Combining case studies of specific folk practices with discussion of the various different lenses through which they have been viewed since becoming the subject of concerted study in Victorian times, this book builds on the latest work in an ever-growing body of contemporary folklore scholarship. Many of the contributing scholars are also practicing performers and bring experience and understanding of performance to their analyses and critiques. Chapters range across the spectrum of folk song, music, drama and dance, but maintain a focus on the key defining characteristics of folk performance - custom and tradition - in a full range of performances, from carol singing and sword dancing to playground rhymes and mummers' plays.
As well as being an essential reference for folklorists and scholars of traditional performance and local history, this is a valuable resource for readers in all disciplines of dance, drama, song and music whose work coincides with English folk traditions.
About the Author

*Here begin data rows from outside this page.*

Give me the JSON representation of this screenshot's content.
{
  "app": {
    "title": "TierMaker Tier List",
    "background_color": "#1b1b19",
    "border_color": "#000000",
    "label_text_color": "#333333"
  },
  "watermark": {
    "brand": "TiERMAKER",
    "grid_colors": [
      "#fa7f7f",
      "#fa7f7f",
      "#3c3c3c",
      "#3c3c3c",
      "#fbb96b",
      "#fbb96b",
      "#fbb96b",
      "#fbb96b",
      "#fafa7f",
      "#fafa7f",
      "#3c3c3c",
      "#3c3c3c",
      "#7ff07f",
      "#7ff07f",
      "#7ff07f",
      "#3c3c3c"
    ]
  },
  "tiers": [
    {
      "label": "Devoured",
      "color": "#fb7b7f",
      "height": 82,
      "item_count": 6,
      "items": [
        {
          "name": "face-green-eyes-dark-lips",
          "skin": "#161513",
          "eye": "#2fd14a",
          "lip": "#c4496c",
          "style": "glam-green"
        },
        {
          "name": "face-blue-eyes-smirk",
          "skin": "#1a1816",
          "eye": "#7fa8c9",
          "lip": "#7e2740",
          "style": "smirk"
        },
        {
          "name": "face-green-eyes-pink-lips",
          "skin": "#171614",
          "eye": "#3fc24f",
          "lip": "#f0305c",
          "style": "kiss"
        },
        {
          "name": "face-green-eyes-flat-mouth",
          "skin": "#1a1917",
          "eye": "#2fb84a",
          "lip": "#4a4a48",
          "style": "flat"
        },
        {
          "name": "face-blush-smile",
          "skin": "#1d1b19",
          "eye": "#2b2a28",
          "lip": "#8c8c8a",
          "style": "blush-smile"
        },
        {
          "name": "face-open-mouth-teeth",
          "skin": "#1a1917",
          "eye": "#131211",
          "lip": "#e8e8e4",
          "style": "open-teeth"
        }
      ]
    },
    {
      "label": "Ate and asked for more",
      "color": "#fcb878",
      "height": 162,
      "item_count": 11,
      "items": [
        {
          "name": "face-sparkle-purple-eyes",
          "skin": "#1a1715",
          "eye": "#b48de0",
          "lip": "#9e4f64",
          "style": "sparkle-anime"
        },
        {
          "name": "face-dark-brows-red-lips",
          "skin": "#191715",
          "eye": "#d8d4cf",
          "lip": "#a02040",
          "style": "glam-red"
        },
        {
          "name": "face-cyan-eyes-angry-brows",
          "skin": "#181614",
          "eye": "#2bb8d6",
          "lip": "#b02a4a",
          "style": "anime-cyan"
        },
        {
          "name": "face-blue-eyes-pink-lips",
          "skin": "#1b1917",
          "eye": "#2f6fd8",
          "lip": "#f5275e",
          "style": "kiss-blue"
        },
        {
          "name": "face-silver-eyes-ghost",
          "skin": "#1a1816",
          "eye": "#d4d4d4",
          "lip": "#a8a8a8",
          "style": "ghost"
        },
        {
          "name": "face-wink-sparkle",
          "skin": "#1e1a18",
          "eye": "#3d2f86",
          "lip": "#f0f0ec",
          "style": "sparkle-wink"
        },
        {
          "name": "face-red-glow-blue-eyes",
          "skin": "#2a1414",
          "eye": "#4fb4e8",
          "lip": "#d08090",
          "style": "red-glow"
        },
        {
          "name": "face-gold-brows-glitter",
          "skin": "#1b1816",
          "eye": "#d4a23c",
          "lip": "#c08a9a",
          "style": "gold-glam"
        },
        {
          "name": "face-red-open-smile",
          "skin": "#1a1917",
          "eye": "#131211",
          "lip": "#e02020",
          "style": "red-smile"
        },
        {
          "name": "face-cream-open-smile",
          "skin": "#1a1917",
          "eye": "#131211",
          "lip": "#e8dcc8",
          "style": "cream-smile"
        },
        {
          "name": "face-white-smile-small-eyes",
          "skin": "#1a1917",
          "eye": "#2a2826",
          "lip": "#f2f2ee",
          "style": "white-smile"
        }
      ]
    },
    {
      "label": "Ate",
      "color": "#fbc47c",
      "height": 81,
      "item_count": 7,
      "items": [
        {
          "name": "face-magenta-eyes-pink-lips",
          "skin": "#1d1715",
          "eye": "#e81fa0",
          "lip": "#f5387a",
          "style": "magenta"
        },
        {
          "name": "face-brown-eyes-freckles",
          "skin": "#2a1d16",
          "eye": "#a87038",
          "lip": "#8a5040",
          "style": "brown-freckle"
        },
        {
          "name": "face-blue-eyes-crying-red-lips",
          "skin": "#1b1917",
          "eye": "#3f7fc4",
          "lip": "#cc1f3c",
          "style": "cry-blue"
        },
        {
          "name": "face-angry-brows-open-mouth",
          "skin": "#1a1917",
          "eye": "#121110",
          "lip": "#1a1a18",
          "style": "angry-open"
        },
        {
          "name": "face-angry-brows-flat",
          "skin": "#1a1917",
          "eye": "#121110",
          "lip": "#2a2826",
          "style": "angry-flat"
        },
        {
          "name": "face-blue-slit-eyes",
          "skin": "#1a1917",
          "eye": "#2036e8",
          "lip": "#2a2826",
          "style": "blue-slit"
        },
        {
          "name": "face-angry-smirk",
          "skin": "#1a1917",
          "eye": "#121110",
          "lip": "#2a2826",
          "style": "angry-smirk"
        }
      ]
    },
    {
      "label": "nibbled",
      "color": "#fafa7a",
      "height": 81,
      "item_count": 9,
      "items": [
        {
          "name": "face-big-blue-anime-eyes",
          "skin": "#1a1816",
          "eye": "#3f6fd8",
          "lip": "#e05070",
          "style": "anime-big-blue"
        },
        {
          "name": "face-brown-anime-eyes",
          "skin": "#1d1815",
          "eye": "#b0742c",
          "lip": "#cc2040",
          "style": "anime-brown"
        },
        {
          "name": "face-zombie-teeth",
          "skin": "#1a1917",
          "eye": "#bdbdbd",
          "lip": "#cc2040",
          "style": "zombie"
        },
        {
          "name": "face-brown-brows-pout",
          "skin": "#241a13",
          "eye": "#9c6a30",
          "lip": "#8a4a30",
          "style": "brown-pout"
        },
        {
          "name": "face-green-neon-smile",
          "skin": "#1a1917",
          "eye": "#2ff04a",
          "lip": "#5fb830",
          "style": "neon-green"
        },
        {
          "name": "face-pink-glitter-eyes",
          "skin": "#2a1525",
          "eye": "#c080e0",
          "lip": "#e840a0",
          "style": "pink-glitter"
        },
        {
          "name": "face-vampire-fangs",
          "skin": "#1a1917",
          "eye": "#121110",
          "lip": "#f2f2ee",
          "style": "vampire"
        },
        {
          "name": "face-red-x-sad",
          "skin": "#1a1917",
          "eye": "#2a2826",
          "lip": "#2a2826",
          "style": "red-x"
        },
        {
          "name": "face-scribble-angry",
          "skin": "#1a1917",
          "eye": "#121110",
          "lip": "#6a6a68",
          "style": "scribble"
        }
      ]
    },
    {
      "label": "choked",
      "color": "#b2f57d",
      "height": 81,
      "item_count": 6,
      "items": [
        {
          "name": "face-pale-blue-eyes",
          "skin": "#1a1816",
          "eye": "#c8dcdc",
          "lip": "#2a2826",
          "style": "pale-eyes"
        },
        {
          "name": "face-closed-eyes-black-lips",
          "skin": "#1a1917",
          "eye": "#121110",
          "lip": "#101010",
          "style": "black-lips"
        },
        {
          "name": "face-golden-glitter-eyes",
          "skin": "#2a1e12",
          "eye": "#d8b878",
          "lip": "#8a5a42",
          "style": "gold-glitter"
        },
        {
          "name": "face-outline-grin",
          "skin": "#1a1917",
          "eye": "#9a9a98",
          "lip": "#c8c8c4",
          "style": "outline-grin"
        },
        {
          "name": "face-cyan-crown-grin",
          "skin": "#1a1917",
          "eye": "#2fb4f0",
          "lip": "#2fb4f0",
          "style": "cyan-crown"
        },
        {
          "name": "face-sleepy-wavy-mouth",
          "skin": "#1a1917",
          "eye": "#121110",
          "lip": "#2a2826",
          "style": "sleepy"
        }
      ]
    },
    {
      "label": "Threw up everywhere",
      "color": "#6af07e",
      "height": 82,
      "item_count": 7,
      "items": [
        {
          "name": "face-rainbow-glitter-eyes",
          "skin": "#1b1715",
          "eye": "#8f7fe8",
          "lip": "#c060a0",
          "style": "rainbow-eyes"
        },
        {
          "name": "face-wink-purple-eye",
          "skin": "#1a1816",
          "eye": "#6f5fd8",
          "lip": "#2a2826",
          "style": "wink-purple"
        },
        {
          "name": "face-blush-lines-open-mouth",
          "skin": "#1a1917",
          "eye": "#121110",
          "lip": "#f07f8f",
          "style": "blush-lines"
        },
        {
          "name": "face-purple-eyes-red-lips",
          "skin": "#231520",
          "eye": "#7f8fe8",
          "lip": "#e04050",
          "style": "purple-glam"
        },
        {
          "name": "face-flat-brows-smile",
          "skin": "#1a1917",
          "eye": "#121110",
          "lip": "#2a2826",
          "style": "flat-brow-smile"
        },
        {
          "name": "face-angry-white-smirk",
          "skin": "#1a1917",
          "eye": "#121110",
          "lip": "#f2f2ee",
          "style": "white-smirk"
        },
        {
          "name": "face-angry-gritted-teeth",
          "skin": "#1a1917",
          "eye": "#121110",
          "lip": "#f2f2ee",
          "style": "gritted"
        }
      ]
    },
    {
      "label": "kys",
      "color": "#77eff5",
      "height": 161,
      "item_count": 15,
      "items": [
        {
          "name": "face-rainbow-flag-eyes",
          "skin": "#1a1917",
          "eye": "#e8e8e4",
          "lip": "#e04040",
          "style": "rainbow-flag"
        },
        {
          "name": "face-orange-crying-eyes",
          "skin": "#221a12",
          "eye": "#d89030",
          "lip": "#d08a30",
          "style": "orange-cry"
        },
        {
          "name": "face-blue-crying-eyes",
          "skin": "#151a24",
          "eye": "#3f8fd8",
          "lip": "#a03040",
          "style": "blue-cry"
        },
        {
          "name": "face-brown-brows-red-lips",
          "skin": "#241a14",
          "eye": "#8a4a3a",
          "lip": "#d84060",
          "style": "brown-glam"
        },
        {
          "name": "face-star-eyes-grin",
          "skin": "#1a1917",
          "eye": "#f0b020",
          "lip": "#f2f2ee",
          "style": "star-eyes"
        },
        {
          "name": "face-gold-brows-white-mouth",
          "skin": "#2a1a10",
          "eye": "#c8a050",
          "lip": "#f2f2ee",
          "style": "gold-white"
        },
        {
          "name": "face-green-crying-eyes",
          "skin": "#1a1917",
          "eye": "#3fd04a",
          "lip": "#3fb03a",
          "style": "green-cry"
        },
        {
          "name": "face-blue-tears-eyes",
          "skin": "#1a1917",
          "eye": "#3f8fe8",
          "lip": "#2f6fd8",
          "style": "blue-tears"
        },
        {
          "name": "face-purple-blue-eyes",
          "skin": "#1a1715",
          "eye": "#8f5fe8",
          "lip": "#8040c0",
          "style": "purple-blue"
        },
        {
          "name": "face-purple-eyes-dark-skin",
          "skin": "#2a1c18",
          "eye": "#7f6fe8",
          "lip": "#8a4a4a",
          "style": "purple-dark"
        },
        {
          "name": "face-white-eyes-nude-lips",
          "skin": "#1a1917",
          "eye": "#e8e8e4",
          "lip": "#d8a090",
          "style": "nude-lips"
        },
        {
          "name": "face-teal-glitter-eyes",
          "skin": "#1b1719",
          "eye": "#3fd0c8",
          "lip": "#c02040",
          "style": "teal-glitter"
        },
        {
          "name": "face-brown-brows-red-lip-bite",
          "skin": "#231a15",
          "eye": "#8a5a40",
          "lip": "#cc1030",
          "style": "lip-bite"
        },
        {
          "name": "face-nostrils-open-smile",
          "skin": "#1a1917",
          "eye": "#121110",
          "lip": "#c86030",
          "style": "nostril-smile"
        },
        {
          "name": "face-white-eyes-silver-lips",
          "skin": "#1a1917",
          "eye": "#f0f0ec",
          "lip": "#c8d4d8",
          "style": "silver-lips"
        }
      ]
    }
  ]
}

Peter Harrop is Professor Emeritus of Drama at the University of Chester, formerly Senior Pro-Vice-Chancellor. His 2019 monograph Mummers' Plays Revisited is published by Routledge as part of their series Advances in Theatre and Performance. In 2013 he edited Performance Ethnography: Dance, Drama, Music (with Dunja Njaradi). Steve Roud is a freelance writer, researcher and consultant, formerly Head of Local Studies Library and Archives, London Borough of Croydon and the Honorary Librarian of the Folklore Society. His most recent works include the widely reviewed and critically acclaimed Folk Song in England (2017) as well as The New Penguin Book of English Folk Songs (2012) (with Julia Bishop).